The lagoon city risks “losing its soul” as it struggles to cope with 60,000 tourists a day, nearly double the number it can sustain, according to Italia Nostra (Our Italy).
Campaigners say Venice should discourage mass tourism and instead court high-spending visitors. The city could also encourage activities like university research and technology.
The environmental group said the threats faced by ‘La Serenissima’, as the Venetian republic was once known, were so grave that UNESCO should consider striking the city off the World Heritage list.
“The Italian government has not lived up to its commitment made to UNESCO to safeguard Venice and its lagoon,” the organisation said. Alessandra Mottola Molino, Italia Nostra’s president, said: “We need to launch a planetary alarm.”
Sea level rises and more frequent storms are expected to increase the level of the Venetian lagoon by 20 inches by the end of the century, threatening to undermine the foundations of centuries-old palaces and churches and swamp some parts of the city altogether.

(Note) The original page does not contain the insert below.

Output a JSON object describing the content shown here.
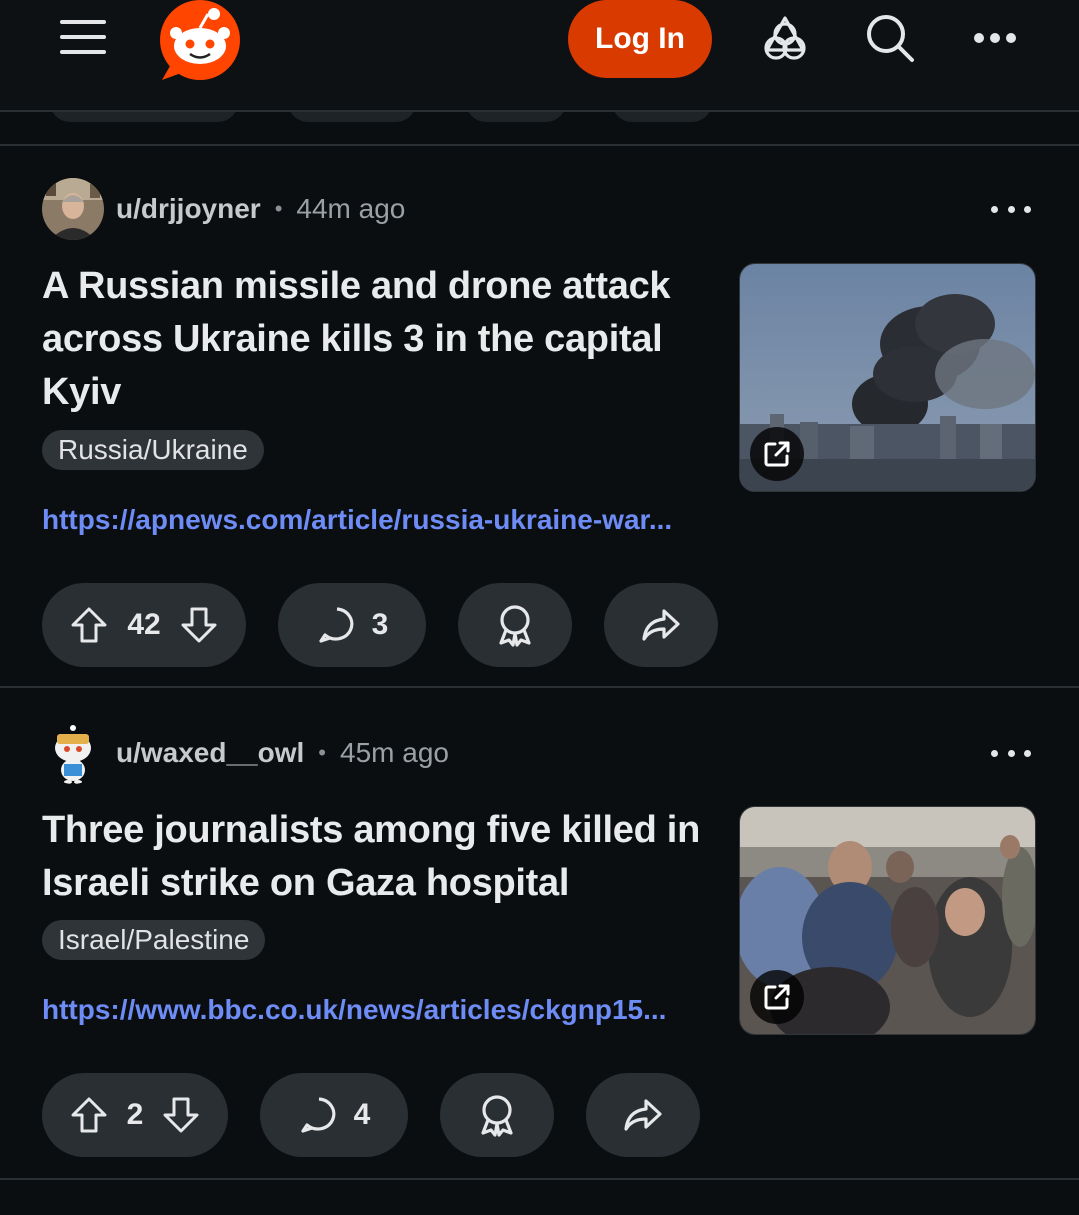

High tides, particularly during the winter, already flood much of the city, including St Mark’s Square, the focus for millions of tourists.

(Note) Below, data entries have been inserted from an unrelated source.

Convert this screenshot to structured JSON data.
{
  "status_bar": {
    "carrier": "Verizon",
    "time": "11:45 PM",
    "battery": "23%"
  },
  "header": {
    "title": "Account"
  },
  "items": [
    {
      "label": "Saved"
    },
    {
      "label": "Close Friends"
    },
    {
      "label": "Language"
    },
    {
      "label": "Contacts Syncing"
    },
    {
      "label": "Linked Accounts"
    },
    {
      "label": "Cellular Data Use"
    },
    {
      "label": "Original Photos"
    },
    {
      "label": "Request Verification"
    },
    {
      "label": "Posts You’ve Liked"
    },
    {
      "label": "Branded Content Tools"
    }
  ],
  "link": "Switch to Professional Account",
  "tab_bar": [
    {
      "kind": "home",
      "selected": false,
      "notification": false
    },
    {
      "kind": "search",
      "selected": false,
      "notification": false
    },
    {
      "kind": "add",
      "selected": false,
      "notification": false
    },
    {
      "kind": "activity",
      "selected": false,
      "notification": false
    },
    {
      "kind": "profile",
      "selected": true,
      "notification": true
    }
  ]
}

The situation was exacerbated by the increasing number of giant cruise ships which visit Venice – their wake erodes the delicate mud banks and wooden piles on which the city is built, Italia Nostra said.

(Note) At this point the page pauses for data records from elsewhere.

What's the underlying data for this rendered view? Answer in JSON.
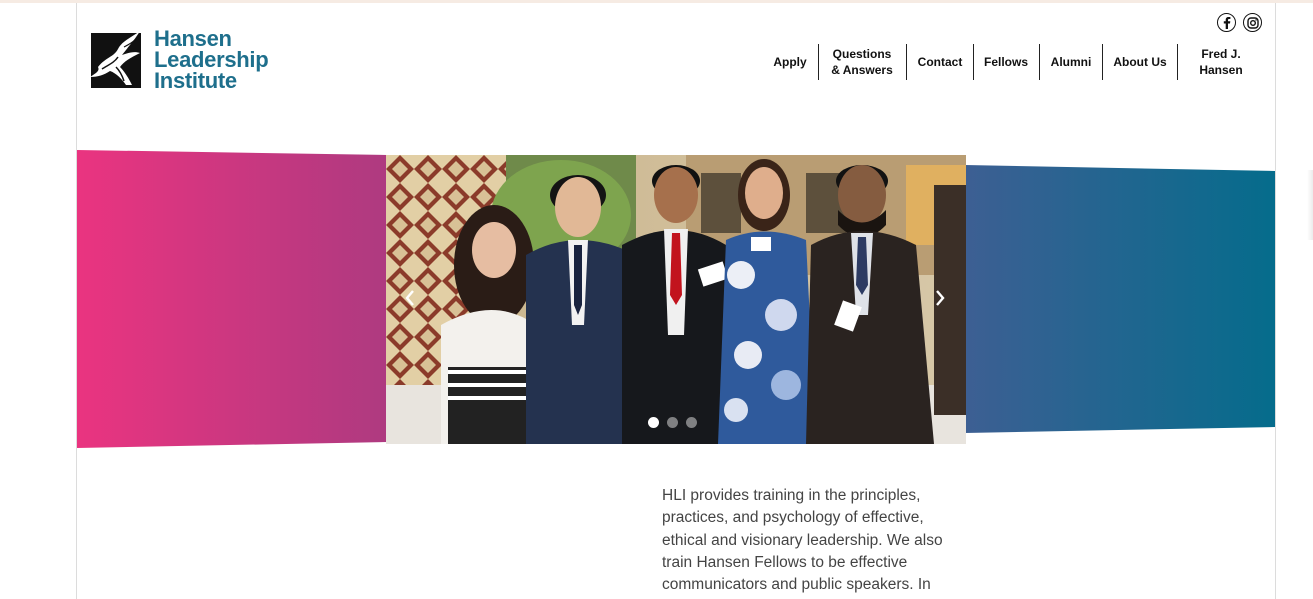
{
  "brand": {
    "logo_line1": "Hansen",
    "logo_line2": "Leadership",
    "logo_line3": "Institute",
    "color": "#1e6f8c"
  },
  "social": {
    "facebook_icon": "facebook-icon",
    "instagram_icon": "instagram-icon"
  },
  "nav": {
    "items": [
      {
        "label_l1": "Apply",
        "label_l2": ""
      },
      {
        "label_l1": "Questions",
        "label_l2": "& Answers"
      },
      {
        "label_l1": "Contact",
        "label_l2": ""
      },
      {
        "label_l1": "Fellows",
        "label_l2": ""
      },
      {
        "label_l1": "Alumni",
        "label_l2": ""
      },
      {
        "label_l1": "About Us",
        "label_l2": ""
      },
      {
        "label_l1": "Fred J.",
        "label_l2": "Hansen"
      }
    ]
  },
  "carousel": {
    "prev_icon": "chevron-left-icon",
    "next_icon": "chevron-right-icon",
    "slide_count": 3,
    "active_slide": 1,
    "left_band_colors": [
      "#ea3480",
      "#ae3a80"
    ],
    "right_band_colors": [
      "#3d5f93",
      "#056c8c"
    ]
  },
  "intro": {
    "text": "HLI provides training in the principles, practices, and psychology of effective, ethical and visionary leadership. We also train Hansen Fellows to be effective communicators and public speakers. In"
  }
}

Dredging, landfill and the construction of a huge new satellite city on the Italian mainland, a few miles from Venice, are radically changing the lagoon’s ecosystem and posing enormous risks to the survival of one of the world’s most beautiful urban environments.
Cristiano Gasparetto, a former member of the city’s Commission to Safeguard Venice, said the proposed construction of a six-mile-long underwater subway linking the mainland to Venice risked becoming an “ecological disaster”.
“If we lose the lagoon, we lose the city,” he said.
In an attempt to save the city, Italians are building a £3 billion flood barrier, named Moses, consisting of 78 giant steel gates across the three inlets through which water from the Adriatic surges into Venice’s lagoon.
The project, due to be operational in 2014, will like its namesake literally turn back the waves, regulating the flow of water from the sea.
But for all its expense and technological sophistication, it will only be a stopgap measure, environmentalists fear.
“In 100 years the sea level will be such that the barriers will have to remain closed all the time, blocking the natural exchange of sea water that is (the lagoon’s) very life source,” said Lidia Fersuoch, the head of Italia Nostra’s Venice chapter.
“This will change Venice as we know it.”